Scott doesn’t accept that theory of politics. The Democratic Party’s weaknesses at the national level are well known, but it’s even weaker at the state level, and this is not a new problem. Barack Obama’s eight years in power coincided with massive losses for Democrats in the states. There’s no single reason for this. Blame gerrymandering. Blame the tea party and the racist backlash it represents. Scott blames Democrats, too.
“When you disregard Black people, who are in your base for so many decades, and write us off and assume that we are going to vote for your candidates just because they are Democrats, you’ve already lost,” Scott told me. She provides a recent example: Amy McGrath’s campaign for Senate. McGrath is a fundraising wonder, raising more than $46 million in her race against Mitch McConnell. But most of the donations have come from out of state, and McConnell leads McGrath by double digits. When asked directly about McGrath, Scott reacted with exasperation. “Well, the fact that McGrath was recruited by national operatives, in particular Senator Chuck Schumer,” she said, then stopped and held up her hands. “Mind your business!” she told the distant Schumer. “Stay out of Kentucky’s politics. Right now, we could have had Representative Charles Booker as our candidate, and he’d be doing much better than McGrath.”
Booker, who serves with Scott in the legislature and who she describes as a friend, nearly sank McGrath’s campaign this summer. The charismatic first-term legislator challenged McGrath from the left, running on a platform that emphasized solidarity “from the hood to the holler.” Though he lacked McGrath’s budget or Establishment backing, he finished within three points of Schumer’s handpicked candidate, who lost a House race in 2018. In stark contrast to McGrath, most of his donations came from within Kentucky itself. McGrath, meanwhile, has run a conservative campaign, playing up her military experience and airing a pro-Trump ad in a Hail Mary pass to win back white voters who decamped to the GOP a long time ago.

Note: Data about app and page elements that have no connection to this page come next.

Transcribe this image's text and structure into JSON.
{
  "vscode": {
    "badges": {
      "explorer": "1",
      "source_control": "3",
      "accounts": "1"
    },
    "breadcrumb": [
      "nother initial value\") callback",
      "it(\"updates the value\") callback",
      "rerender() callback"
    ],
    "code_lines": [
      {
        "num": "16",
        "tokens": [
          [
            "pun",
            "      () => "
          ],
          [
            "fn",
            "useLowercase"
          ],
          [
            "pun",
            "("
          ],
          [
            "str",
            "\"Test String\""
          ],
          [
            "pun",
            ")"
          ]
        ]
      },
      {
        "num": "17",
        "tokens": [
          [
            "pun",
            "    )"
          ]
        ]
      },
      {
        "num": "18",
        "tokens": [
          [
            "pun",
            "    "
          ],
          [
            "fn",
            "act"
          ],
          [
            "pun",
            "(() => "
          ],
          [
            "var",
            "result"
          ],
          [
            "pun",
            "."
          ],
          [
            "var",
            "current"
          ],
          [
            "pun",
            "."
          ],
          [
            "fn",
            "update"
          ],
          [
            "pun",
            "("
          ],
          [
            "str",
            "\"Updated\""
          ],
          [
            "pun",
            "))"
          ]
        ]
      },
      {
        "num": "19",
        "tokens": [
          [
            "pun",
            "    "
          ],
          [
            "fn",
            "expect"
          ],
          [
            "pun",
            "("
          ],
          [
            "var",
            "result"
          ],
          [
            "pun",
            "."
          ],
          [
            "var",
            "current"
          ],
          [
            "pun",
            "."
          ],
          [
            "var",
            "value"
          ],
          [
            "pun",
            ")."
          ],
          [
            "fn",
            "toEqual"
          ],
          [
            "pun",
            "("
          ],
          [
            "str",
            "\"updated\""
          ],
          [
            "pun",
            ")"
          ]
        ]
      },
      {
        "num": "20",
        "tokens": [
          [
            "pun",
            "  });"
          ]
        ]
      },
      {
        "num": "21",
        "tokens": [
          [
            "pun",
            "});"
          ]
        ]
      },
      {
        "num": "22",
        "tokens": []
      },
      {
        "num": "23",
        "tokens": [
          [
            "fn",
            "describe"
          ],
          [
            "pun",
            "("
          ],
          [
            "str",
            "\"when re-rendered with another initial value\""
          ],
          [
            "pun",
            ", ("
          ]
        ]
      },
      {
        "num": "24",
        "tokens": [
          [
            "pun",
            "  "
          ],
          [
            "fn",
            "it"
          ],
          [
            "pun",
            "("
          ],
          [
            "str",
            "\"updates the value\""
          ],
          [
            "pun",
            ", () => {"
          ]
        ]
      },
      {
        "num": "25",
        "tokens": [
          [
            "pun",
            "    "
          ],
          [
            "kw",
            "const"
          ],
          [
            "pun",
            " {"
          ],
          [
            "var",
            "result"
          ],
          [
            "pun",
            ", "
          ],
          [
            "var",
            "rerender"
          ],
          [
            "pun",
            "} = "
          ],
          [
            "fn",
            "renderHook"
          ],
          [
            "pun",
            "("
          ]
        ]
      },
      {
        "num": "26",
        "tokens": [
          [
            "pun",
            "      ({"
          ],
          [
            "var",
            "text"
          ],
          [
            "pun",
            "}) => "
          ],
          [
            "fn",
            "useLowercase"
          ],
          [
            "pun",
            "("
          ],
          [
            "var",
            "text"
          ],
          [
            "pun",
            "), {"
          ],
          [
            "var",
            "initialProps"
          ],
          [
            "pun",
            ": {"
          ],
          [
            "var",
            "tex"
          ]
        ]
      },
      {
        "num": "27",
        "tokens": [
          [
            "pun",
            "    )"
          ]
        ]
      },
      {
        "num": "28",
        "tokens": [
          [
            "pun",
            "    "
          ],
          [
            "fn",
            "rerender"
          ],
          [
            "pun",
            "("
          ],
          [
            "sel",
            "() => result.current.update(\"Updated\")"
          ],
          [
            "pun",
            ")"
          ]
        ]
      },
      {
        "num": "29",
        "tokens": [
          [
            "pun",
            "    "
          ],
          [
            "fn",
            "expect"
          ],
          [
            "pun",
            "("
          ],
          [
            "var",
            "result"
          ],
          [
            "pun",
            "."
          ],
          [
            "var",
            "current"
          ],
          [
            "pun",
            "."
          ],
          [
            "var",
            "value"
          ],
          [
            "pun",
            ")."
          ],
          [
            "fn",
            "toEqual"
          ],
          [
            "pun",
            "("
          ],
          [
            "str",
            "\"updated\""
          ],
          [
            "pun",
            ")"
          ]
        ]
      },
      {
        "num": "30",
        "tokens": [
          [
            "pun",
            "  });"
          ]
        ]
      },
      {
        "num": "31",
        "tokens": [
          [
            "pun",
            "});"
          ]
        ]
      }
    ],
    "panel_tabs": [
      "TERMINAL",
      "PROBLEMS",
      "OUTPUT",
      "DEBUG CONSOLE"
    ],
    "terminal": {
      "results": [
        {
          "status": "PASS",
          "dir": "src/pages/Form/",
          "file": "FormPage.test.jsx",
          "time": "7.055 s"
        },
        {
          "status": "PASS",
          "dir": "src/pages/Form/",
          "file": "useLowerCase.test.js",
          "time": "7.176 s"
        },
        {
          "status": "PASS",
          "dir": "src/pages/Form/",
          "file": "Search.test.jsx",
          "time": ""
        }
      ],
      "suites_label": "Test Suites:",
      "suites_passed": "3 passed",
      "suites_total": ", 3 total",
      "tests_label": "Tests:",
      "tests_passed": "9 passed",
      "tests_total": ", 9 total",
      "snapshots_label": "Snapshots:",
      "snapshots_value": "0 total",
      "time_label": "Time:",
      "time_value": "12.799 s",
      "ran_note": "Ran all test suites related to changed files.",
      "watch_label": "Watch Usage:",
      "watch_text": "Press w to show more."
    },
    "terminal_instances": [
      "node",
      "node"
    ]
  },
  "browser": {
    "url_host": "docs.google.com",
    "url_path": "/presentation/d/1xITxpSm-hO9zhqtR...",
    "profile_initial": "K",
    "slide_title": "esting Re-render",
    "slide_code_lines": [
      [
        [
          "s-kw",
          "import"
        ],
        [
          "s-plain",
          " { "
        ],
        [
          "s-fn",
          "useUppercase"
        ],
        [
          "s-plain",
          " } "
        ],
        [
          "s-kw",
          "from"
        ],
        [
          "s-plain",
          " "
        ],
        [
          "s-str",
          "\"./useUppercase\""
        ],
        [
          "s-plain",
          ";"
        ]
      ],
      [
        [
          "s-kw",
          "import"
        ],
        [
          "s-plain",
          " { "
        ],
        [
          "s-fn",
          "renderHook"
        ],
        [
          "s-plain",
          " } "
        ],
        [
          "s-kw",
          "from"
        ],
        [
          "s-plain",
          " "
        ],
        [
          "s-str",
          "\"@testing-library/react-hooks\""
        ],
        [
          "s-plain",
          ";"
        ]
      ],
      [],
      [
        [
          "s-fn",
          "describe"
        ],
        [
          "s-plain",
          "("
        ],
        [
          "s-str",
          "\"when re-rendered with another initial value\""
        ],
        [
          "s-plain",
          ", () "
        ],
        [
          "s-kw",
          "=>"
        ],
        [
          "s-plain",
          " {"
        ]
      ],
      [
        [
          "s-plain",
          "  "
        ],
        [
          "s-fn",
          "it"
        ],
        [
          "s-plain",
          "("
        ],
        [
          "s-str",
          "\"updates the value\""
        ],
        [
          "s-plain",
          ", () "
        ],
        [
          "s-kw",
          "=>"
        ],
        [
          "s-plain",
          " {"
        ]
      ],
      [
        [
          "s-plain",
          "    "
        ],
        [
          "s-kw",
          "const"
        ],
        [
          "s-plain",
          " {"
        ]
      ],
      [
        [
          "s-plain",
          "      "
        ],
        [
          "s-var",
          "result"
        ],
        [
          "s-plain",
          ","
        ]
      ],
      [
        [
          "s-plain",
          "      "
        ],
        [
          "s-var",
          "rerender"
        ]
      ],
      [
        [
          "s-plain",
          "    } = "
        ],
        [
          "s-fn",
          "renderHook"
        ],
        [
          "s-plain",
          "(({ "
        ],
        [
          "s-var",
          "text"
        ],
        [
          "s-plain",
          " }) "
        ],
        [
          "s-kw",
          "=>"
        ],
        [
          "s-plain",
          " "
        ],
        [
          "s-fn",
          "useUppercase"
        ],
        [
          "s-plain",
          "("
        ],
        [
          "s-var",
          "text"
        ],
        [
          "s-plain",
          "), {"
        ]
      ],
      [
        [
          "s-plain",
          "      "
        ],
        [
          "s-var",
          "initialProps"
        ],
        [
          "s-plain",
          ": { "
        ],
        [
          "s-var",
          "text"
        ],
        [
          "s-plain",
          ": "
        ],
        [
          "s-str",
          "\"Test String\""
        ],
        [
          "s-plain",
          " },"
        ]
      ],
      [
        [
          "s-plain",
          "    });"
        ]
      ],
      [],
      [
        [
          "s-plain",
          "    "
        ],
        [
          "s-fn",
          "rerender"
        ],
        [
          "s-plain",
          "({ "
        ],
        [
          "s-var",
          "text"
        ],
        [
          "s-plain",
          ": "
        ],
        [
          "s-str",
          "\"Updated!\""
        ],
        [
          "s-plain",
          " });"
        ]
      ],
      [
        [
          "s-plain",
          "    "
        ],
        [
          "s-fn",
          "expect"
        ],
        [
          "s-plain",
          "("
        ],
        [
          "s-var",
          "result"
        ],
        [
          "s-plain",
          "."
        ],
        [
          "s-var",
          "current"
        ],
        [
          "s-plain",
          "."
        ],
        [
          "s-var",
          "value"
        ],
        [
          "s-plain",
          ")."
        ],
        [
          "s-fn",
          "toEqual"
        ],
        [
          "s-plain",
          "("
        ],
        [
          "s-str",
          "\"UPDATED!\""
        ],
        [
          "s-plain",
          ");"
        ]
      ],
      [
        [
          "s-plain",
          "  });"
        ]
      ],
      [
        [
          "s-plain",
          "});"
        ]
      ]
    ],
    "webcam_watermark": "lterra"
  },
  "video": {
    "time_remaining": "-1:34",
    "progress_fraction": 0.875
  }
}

Scott said she thinks about what McGrath’s hoarded riches could have accomplished in Kentucky. “I wish we could get money out of politics altogether, but until we do, I think about some of the young Black men who are running for state offices right here in Kentucky who are struggling,” she said. But money doesn’t always win races, she added. “I have never raised more than the person that I was running against in a race. I did the work on the ground, and I connected with people,” she continued. What’s needed, instead, is what she believes Booker had and what McGrath truly lacks: “The power of the people.”
Power will eventually make itself heard. No matter what happens in November, or in January, when the Kentucky legislature convenes for a new session, Scott is certain of one thing. Change is coming, whether her party is ready for it or not. She won’t be the only Black woman in the Kentucky legislature forever. “I am optimistic,” she said. “When I show up at Injustice Square Park, when I’m marching next to people who are still determined to get justice for Breonna Taylor, I’m hopeful they see the path forward.”